The tours start at the Lihue heliport, which is adjacent to the main airport, but you need to check in at the Jack Harter Helicopter office, which is located very close to the airport. You will be briefed on safety procedures and then driven to the heliport. Takeoff was smooth – an indication of the rest of the flight. We flew around Kaua’i in a clockwise direction.

South Coast

Looking over Ha’upu (Hoary Head) Ridge from the air offers a gorgeous view towards Kipu Kai, Kawai Point, and the Menehune Fishpond. The spectacular Mana Waipuna Falls is next on the itinerary, and as we proceed toward Waimea Canyon, we fly over Olokele Canyon and can see the irrigation ditch which supplies the fields in this normally arid area with water for the sugar cane crops.

Waimea Canyon

Driving to Waimea Canyon by car presents some spectacular vistas, but seeing this canyon from a helicopter is a whole new experience. As we approach the canyon from the south, we catch glimpses of the colors and water courses that make this canyon so interesting. The red rock and soil that makes up so much of Kaua’i is laid bare in this area of high erosion. The vistas from the head of the canyon looking back south show the way the layers of mountain ranges fades into the sea, and we get an excellent view of Barking Sands from high atop the ridge just before we dip over the top and catch our first glimpse of the Na Pali Coast.

Na Pali Coast

Our first glimpse of the Na Pali coast as we clear the ridge line wows us with the view of the Kalepa Ridge cones on the  Na Pali coast. Streaming sunlight over the mountains is simply magical; the high surf makes the Na Pali coastline stand out. This is simply awe-inspiring. There is no substitute for seeing the Na Pali coast from a helicopter.

Hanalei & Central Mountains

Maniholo Bay & Ha'ena Pt looking toward Hanalei

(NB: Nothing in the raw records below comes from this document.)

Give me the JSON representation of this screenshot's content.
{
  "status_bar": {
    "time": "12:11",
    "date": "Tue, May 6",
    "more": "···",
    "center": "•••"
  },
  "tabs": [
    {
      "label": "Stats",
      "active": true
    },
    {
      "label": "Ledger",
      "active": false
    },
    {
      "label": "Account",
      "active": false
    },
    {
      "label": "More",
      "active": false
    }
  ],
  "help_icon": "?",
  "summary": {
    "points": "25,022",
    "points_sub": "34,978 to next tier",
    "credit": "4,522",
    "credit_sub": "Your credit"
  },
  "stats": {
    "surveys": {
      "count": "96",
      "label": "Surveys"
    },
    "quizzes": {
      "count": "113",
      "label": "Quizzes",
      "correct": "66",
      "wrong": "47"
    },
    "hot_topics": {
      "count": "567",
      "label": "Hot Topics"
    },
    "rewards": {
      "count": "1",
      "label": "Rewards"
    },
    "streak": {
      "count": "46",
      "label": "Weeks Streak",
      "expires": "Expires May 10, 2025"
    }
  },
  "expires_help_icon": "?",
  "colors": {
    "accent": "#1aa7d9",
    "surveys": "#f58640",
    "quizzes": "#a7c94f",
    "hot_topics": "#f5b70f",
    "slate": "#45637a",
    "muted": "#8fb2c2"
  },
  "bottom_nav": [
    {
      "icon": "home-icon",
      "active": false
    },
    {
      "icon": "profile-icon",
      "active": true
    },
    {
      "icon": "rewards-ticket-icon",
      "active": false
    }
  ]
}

Maniholo Bay & Ha’ena Pt looking toward Hanalei

As we leave the Na Pali coast and head past Ha’ena Point, the beautiful Hanalei Bay comes into view. Maniholo Bay & Ha’ena Point frame pretty Hanalei Bay, with Princeville further down the coast. We fly close to falls in the mountains behind the valley, which are the source of the Hanalei River. In quick succession as we cruise down the coast towards Lihue: the Makaleha Mountains, fantastic Keana’awi Falls shrouded in cloud , beautiful Kohalalele Falls, showing us the wettest place on earth are the central peaks of Kaua’i – Wai’ale’ale and Kawaikini.

East Coast & Lihue

As we approach Lihue and the end of our tour, we see Wailua Falls and look north along the east coastline over Hanama’ulu Bay, productive farmlands, the upper Wailua River, and glimpse the Sleeping Giant. We float down on the helicopter pad and reluctantly return to our land-based existence.

What was the highlight of the helicopter tour? The Na Pali Coast was a clear winner, although seeing the Waimea Canyon from the air was interesting after having driven there the day before. The Hanalei Valley is even more beautiful from the air. Incidentally, the narration from the helicopter pilot was amazing. He had facts, figures, answered our questions, and had some very interesting stories to tell the whole time we were airborne. He even knew when to be quiet, and let us enjoy the amazing views!

I enjoyed this helicopter tour immensely – this is a vacation highlight you should not miss!